> **TASK PROMPT**
Would you copy out each line of the records below that includes the word "capacity"?

#####

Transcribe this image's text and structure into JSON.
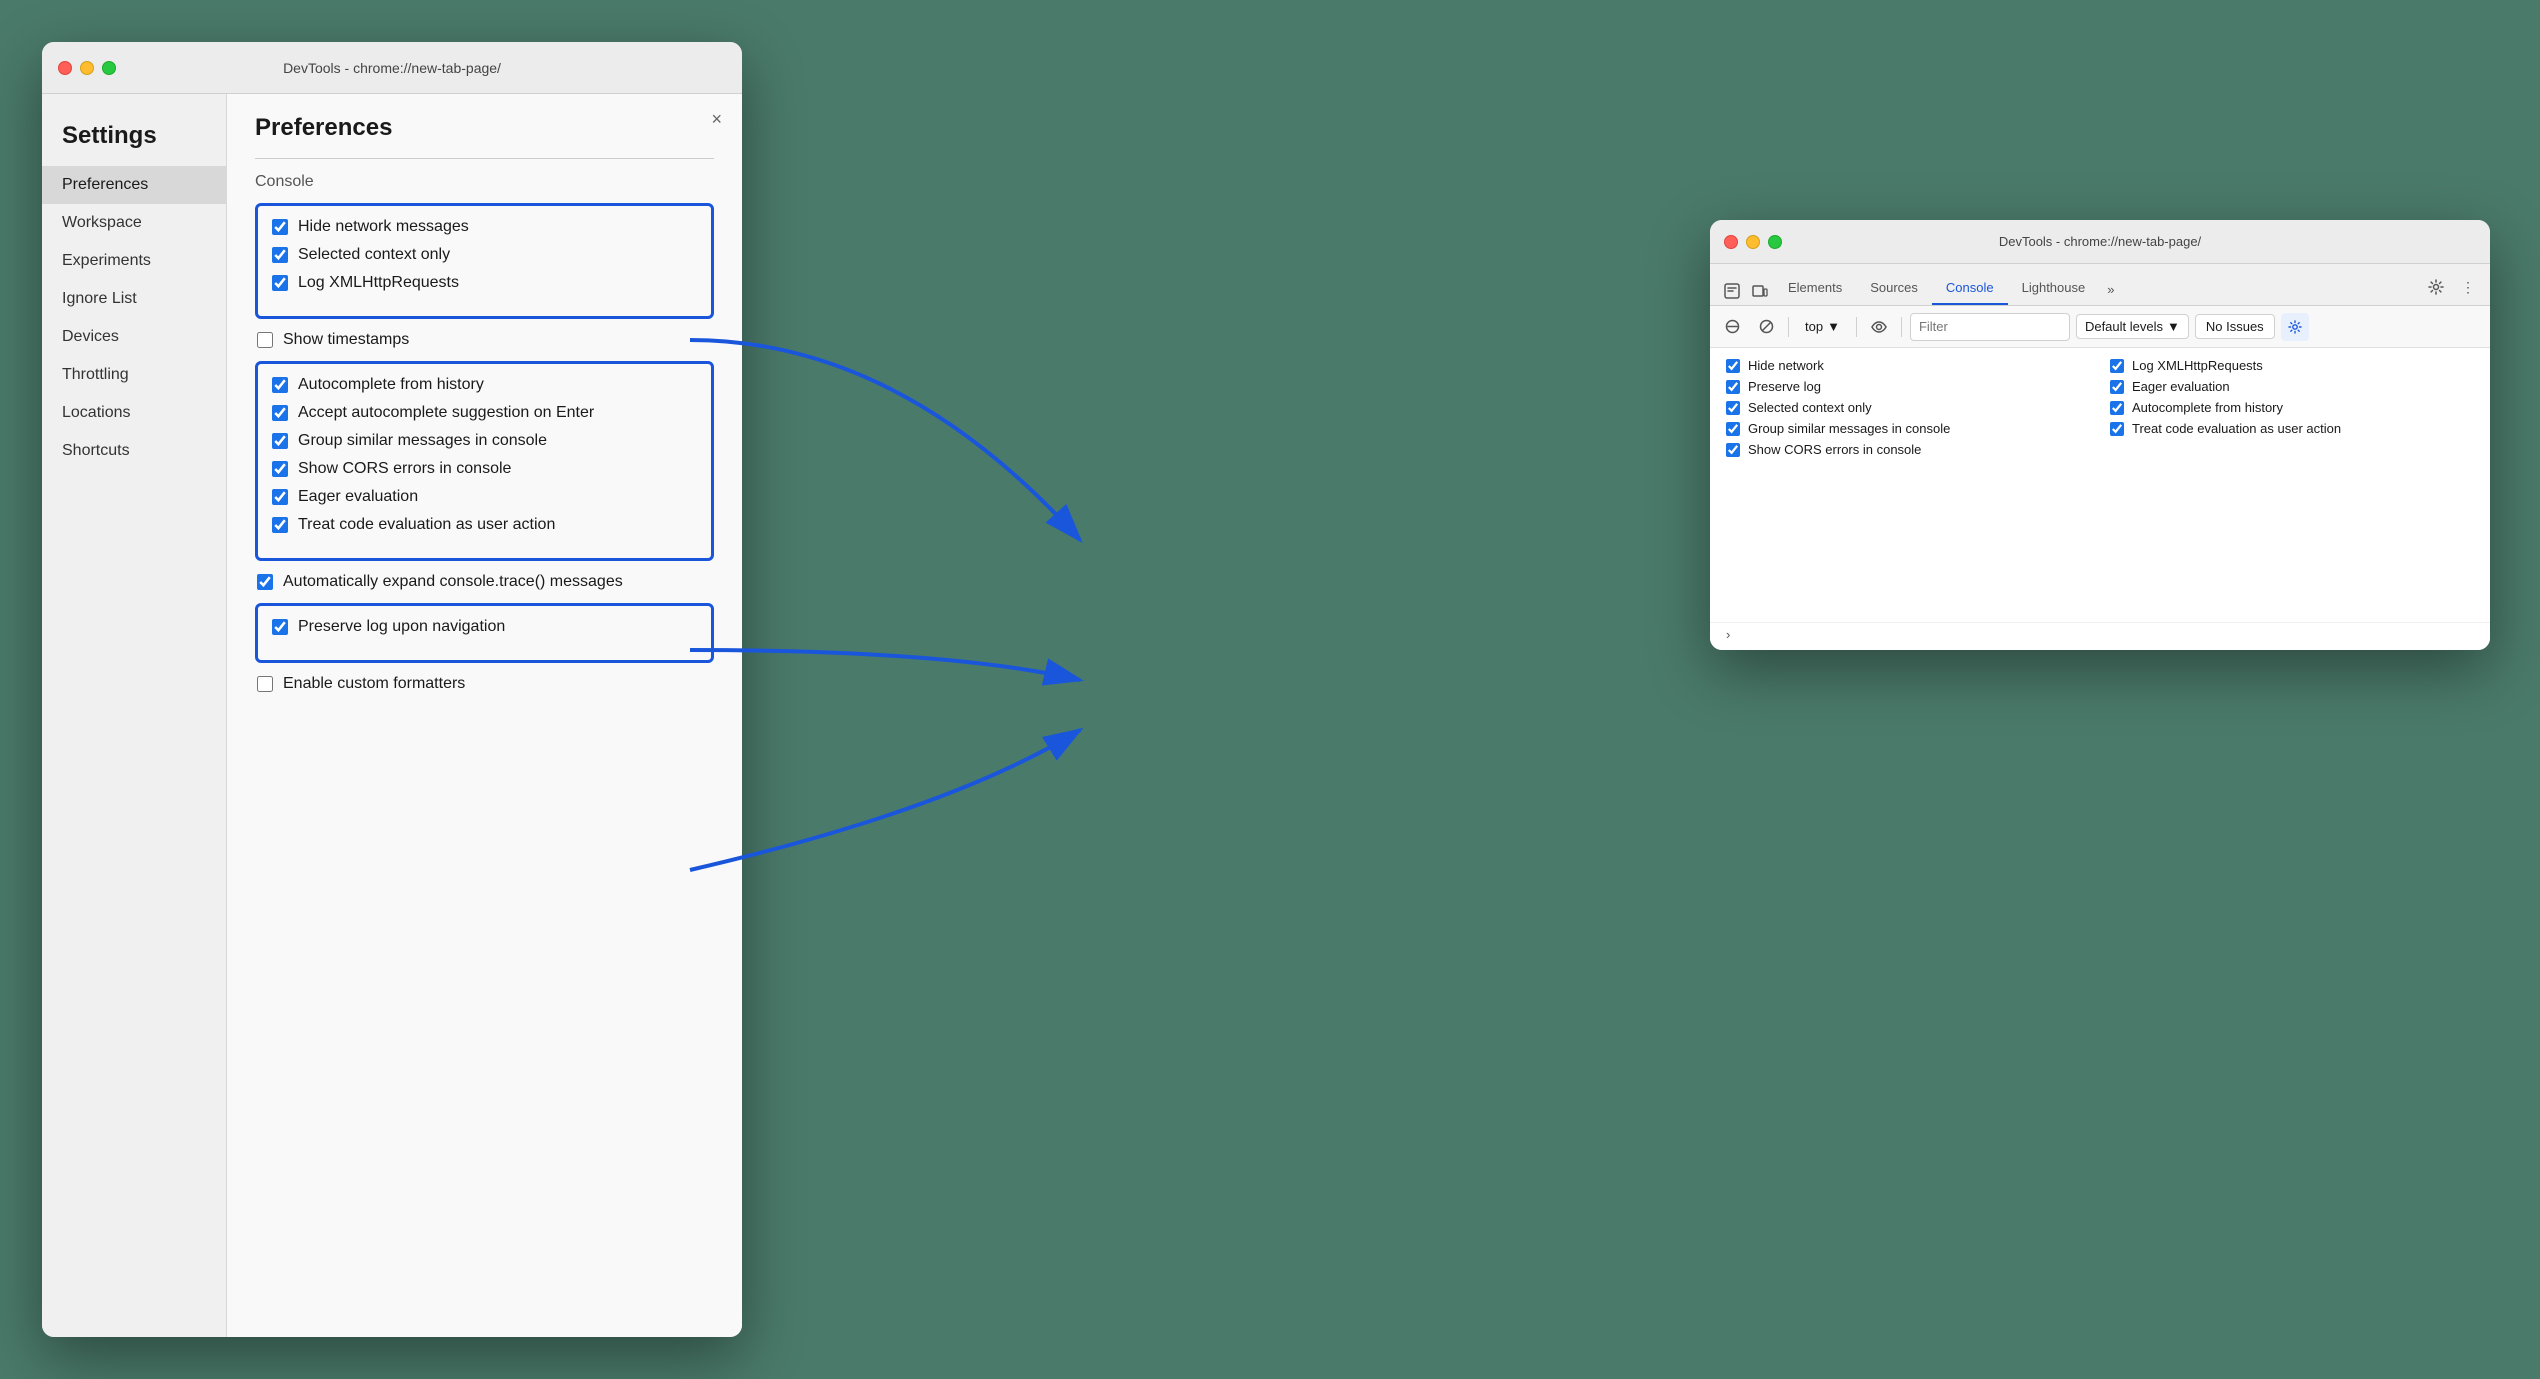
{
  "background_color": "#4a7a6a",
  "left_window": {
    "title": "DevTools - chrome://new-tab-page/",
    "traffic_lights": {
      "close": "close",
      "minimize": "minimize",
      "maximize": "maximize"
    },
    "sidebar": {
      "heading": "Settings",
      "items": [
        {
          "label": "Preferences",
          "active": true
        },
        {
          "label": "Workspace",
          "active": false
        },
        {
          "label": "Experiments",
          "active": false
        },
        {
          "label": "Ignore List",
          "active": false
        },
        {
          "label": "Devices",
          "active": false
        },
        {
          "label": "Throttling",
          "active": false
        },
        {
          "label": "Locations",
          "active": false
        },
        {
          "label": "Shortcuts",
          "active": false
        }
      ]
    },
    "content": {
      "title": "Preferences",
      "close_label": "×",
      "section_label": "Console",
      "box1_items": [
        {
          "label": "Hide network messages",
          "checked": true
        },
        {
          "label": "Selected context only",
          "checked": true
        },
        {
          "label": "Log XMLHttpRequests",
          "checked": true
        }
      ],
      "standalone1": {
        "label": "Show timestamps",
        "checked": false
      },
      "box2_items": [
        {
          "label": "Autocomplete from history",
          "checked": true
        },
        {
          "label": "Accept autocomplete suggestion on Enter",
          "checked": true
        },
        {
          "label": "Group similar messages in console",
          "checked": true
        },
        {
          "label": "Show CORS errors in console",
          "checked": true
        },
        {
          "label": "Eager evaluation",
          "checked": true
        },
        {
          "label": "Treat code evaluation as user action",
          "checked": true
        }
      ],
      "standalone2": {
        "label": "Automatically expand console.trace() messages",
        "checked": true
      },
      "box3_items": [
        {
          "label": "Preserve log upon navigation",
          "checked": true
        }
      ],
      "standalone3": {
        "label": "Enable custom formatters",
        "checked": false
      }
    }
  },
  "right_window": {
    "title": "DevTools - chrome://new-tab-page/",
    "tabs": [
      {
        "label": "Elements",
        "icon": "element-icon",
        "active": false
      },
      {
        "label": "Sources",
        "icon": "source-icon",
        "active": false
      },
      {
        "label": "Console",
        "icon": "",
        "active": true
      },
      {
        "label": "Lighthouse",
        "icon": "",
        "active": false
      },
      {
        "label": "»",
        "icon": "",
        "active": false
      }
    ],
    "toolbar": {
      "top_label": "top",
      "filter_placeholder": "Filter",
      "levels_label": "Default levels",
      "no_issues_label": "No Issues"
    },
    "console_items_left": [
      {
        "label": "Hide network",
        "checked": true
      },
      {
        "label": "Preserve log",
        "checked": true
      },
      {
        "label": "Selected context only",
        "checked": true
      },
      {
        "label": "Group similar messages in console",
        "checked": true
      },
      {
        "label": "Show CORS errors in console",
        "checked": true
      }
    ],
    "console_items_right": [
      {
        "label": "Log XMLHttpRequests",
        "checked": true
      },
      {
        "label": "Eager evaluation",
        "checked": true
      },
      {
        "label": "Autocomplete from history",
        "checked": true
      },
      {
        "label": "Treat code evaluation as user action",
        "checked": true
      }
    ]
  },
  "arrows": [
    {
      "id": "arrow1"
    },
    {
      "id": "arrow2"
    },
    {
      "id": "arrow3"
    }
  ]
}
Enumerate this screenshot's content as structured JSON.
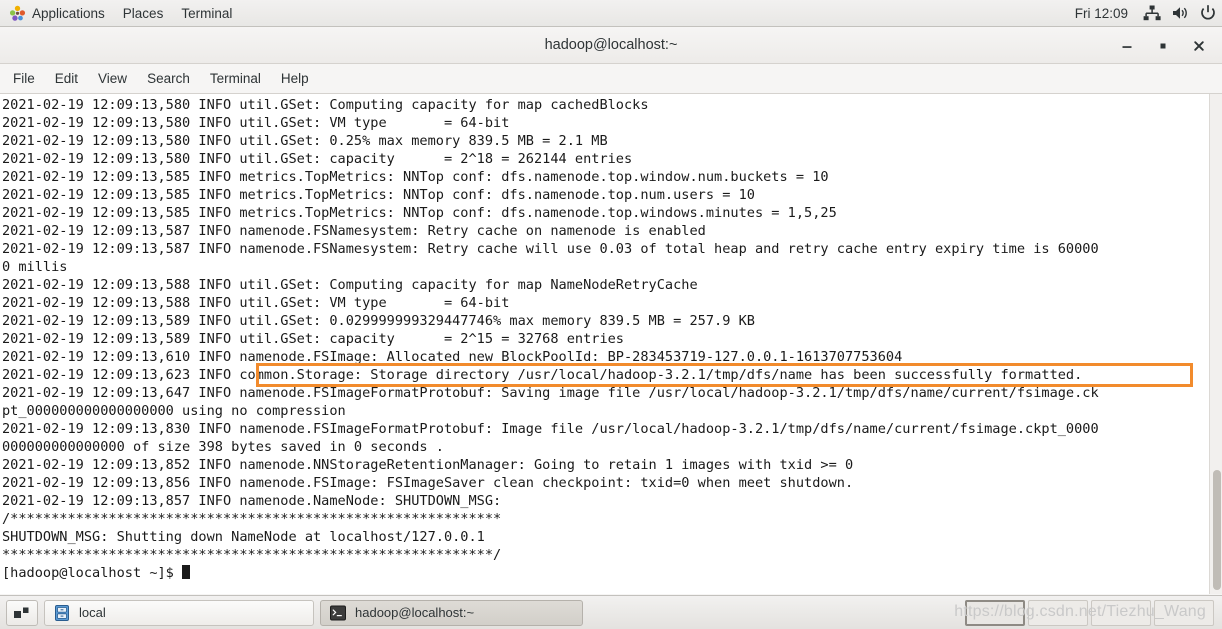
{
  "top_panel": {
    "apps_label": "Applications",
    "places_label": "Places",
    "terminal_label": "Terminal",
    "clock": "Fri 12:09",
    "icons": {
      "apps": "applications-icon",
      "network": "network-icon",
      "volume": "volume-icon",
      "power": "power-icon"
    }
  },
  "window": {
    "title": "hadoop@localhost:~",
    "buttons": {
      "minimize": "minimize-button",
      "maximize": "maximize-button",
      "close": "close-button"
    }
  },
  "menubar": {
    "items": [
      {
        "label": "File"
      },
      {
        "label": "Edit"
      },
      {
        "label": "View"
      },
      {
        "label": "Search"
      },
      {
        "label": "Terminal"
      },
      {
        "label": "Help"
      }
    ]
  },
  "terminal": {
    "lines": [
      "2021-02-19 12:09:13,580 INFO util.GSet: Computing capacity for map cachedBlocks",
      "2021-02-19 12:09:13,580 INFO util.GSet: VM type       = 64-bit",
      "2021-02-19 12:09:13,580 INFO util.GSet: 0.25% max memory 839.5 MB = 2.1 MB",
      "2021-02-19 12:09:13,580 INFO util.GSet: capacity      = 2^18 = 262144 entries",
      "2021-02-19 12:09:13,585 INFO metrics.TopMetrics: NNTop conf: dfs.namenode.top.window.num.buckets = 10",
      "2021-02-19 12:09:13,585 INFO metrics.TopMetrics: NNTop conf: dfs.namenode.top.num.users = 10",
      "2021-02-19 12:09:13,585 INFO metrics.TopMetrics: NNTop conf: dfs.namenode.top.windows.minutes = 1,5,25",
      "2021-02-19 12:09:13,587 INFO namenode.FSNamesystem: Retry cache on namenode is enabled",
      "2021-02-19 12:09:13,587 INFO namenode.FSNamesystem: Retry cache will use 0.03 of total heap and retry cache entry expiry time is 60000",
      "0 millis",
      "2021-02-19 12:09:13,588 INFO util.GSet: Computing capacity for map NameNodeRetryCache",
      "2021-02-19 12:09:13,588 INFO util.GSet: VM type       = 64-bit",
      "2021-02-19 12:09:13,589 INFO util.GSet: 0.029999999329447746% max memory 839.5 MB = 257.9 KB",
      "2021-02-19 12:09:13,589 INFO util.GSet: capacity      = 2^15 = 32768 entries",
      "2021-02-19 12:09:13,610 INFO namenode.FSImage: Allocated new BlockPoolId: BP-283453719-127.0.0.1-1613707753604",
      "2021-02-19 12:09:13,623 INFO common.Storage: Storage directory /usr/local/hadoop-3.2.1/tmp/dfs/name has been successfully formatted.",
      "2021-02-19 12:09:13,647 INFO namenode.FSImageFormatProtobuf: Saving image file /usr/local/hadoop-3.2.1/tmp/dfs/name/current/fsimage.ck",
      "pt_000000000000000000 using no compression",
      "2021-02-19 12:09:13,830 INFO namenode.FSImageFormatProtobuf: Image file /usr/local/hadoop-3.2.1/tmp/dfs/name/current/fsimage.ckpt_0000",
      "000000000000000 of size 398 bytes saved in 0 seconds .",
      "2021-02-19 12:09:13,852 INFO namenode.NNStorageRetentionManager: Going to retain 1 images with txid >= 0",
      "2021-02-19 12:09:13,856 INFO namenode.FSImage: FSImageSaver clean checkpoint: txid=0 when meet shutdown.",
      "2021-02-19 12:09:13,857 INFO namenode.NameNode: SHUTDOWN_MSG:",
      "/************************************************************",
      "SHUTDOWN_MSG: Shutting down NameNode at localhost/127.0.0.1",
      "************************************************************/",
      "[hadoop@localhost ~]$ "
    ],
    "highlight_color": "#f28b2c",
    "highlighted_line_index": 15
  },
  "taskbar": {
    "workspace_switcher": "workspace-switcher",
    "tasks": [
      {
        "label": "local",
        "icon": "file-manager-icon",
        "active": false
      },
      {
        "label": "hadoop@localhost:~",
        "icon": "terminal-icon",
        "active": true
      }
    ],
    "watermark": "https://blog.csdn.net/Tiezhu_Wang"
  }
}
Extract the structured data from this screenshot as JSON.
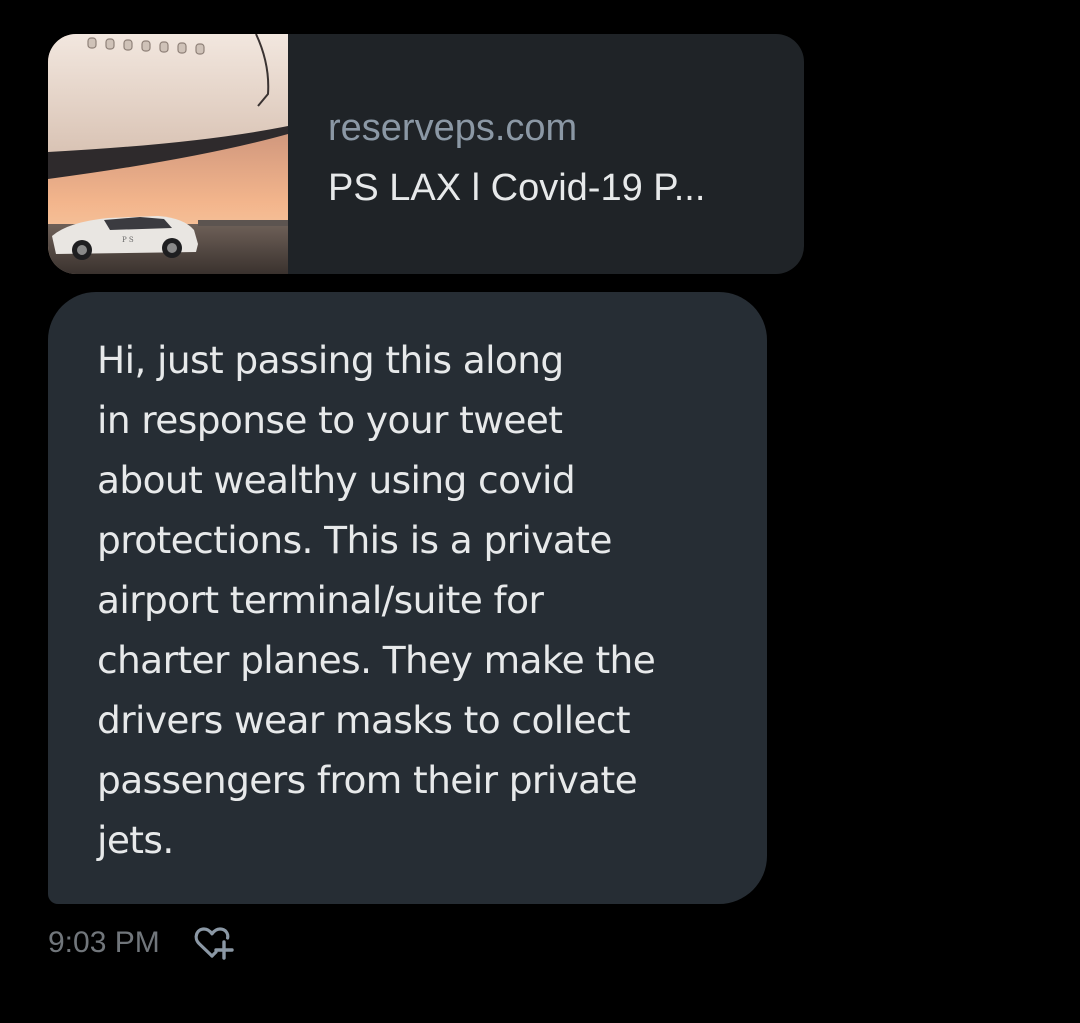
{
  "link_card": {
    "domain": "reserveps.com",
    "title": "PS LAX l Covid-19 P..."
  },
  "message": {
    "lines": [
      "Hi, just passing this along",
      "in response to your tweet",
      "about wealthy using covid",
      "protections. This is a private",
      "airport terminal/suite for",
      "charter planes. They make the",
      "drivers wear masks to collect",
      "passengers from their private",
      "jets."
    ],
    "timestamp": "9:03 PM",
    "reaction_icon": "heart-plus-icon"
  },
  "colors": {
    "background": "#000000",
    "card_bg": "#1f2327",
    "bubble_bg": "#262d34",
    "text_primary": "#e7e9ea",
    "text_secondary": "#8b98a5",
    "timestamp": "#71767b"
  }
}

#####

> **WRITTEN RESPONSE**
      "2021-02-19 12:09:13,580 INFO util.GSet: Computing capacity for map cachedBlocks",
      "2021-02-19 12:09:13,580 INFO util.GSet: capacity      = 2^18 = 262144 entries",
      "2021-02-19 12:09:13,588 INFO util.GSet: Computing capacity for map NameNodeRetryCache",
      "2021-02-19 12:09:13,589 INFO util.GSet: capacity      = 2^15 = 32768 entries",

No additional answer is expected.